They keepers have had challenges getting restocked, but Gans doesn’t dwell. She says the generosity of passing tour operators, helpers in town, and the Coast Guard has been heart warming.
“Everybody checks in with us on the radio, they come by just to say hi, they ask if we need supplies, people have brought out groceries for us. We really are living in great style out here,” Gans said.
And, they know how to stay busy. Keeping up an 82 year old lighthouse ends up being a lot of work if you let it.
Inside the cement lighthouse station, rebuilt after the original wood structure burned down in the 1930s, it’s cozy and clean. John Gans says the fresh walls and refinished bathroom are just routine maintenance – but they look suspiciously like improvements.
“We do chipping and painting and picking up old and rusty things and organizing them. And trying to make the lighthouse look the best we can make it look with what we have to work with,” he said.

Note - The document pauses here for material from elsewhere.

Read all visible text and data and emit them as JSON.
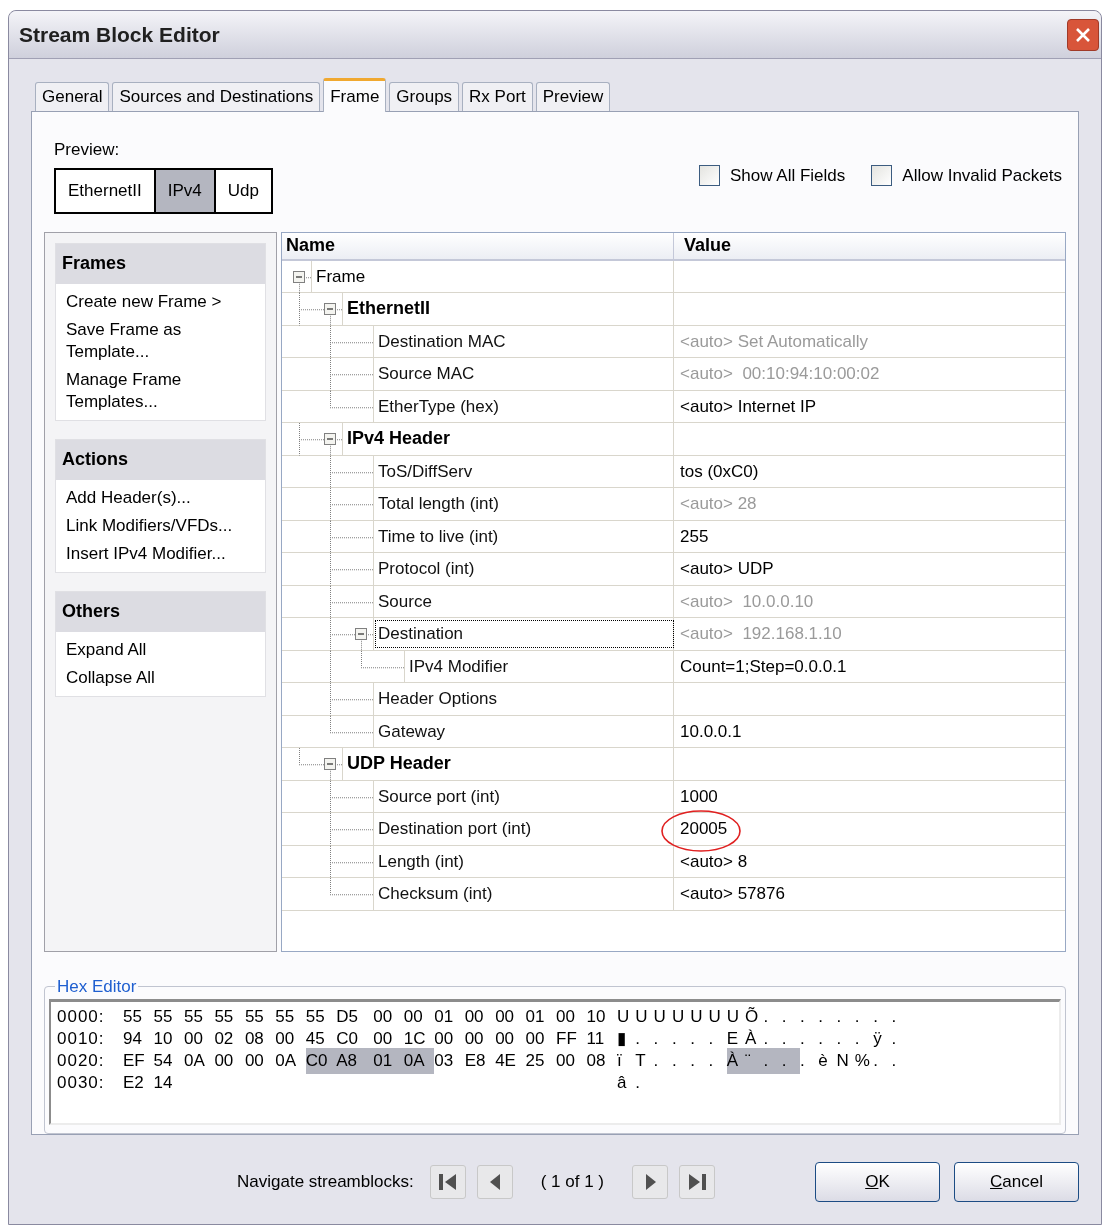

Their son, 18 year-old Ismael Castillejos Velasquez, is an important member of their team. Velasquez is deaf, and originally from a rural village in Mexico.
The couple met him on a sailing trip down south, and he’s been living with them on and off for the last three years. One of his jobs is to take daily measurements of their rain-fed water tanks to make sure they don’t run out, part of his homeschooling on the island.
Velasquez is fluent in sign language now, and plans to go to college. Pat Gans says that after growing up with virtually no language, he’s gradually learning to hear.
“The thing we hear the most from Ismael is ‘first time! First time! First time to see this. First time to be here. First time to experience this!” said Gans. “That brings the freshness back to us as well.”
And when it’s time to take a break from their Sisyphean tasks, there is a remarkable amount to wonder at.
The keepers explores the island and its miniature rainforest as a living classroom – identifying all the edible berries, checking in on the bald eagle nest, and, hanging out with whales of course.
Hundreds of humpbacks visit here each summer, and for decades, the lighthouse has been a major platform for whale research.
“This is my favorite place to be with the whales,” said Pat Gans.
Her preferred perch is the ugliest spot on the island – an old rusty crane dock made of broken concrete – very close to the water.
“I can sit right here,” said Gans. “I can lean back against this and it’s deep right there. So the whales come like right there. It drops off and they come right there.”
It was a whale researcher who was here two years ago that mentioned this opportunity to the Gans family. She thought they might need Five Finger, and that it definitely needed them.
They plan on staying into October. Long enough to really see the light change, and long enough to welcome more visitors to this far-off place.